The unpleasant experience has left me with contrasting feelings. On one hand I dislike the disproportioned figures, the unplanned colour scheme and repetitive layout. But I also learned a lot from the project and managed to create communicative illustrations that carry a short story in less than a month. If I would ever redo this project, I would probably simplify character, locations and props, but also put more emphasis on colours and composition. And maybe add the rest of her story, because it is way more interesting than Jason who spends the rest of his days at the Argo until pieces of rotten wood falls down and kills him instantly. Yeeeeaaah...

Author Manifestation

The last part of the Author project was to create a Manifesto of a fictional society, based on our creatures. My first idea was some sort of spirit world, with gates at thresholds and crossroads.

This idea was further developed into a world of passage, the realm in between world. The idea was that the creatures lived in a knowledge-based realm, where collected knowledge created physical bridges and roads that spans all over the place. Knowledge is freedom, manipulation of concepts and currency that the creatures trade with each other. Disconnection and misinformation are severe punishments that also threaten the realm itself.

I appreciated this project a lot more than the last one, even though we also had problem with communication and planning. The main difference was that everyone was dedicated and contributed, from our initial brainstorming to the finished project. I wish everyone spent more time in school and that we saved copies of the digital work process, since we had to redo the pagination document the last day of work.

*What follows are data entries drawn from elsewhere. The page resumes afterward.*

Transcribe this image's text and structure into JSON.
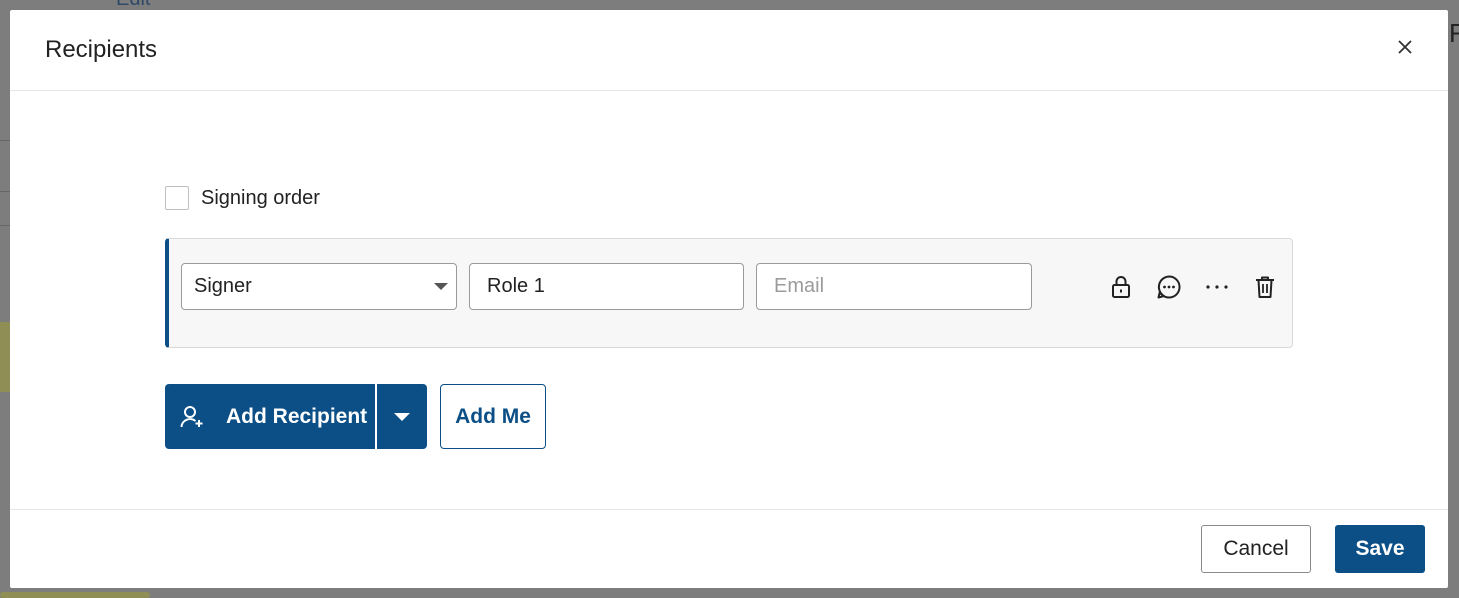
{
  "background": {
    "edit_text": "Edit",
    "right_text": "Fi"
  },
  "dialog": {
    "title": "Recipients",
    "signing_order_label": "Signing order",
    "signing_order_checked": false,
    "recipient": {
      "role_type": "Signer",
      "name_value": "Role 1",
      "email_placeholder": "Email",
      "icons": [
        "lock-icon",
        "comment-icon",
        "more-icon",
        "trash-icon"
      ]
    },
    "add_recipient_label": "Add Recipient",
    "add_me_label": "Add Me",
    "cancel_label": "Cancel",
    "save_label": "Save"
  },
  "colors": {
    "primary": "#0b4f86",
    "card_bg": "#f7f7f7",
    "placeholder": "#9b9b9b"
  }
}
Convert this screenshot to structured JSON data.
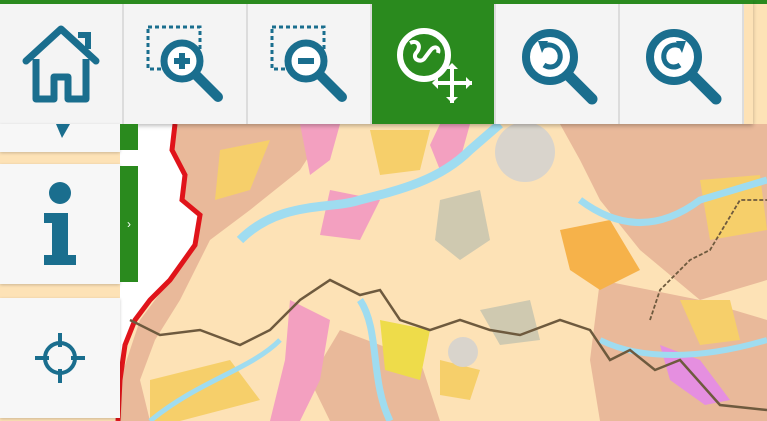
{
  "toolbar": {
    "tools": [
      {
        "icon": "home-icon",
        "active": false
      },
      {
        "icon": "zoom-in-box-icon",
        "active": false
      },
      {
        "icon": "zoom-out-box-icon",
        "active": false
      },
      {
        "icon": "pan-globe-icon",
        "active": true
      },
      {
        "icon": "zoom-previous-icon",
        "active": false
      },
      {
        "icon": "zoom-next-icon",
        "active": false
      }
    ]
  },
  "side_panel": {
    "info_button_icon": "info-icon",
    "expand_tab_glyph": "›",
    "locate_button_icon": "crosshair-icon"
  },
  "colors": {
    "accent": "#2a8a1e",
    "icon": "#1a6e8e",
    "map_base": "#fde2b6",
    "border_red": "#e0141a"
  }
}
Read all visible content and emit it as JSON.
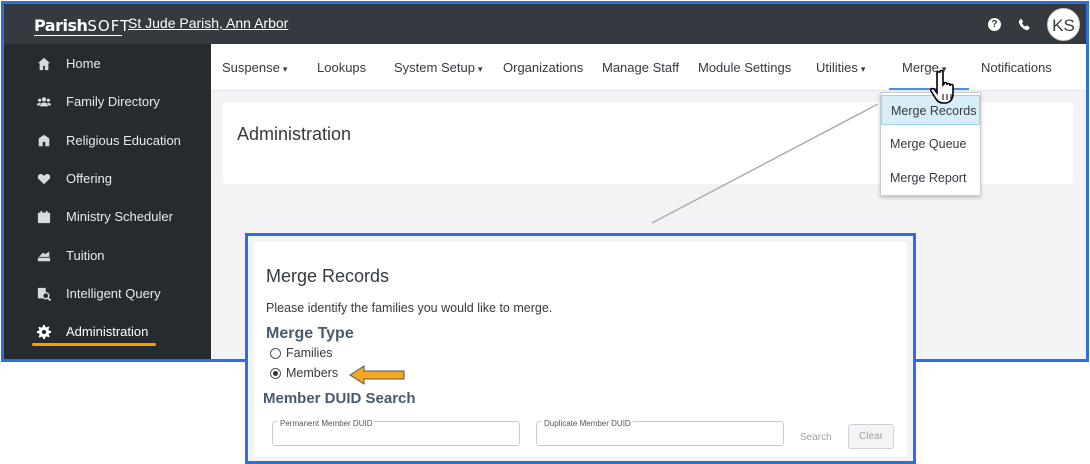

Collaborators
Sebastian Thelander Sjöstrand
Jenny Mure
Sarah Davis
Molly Kempner
Charles Dardenne
Mike Roden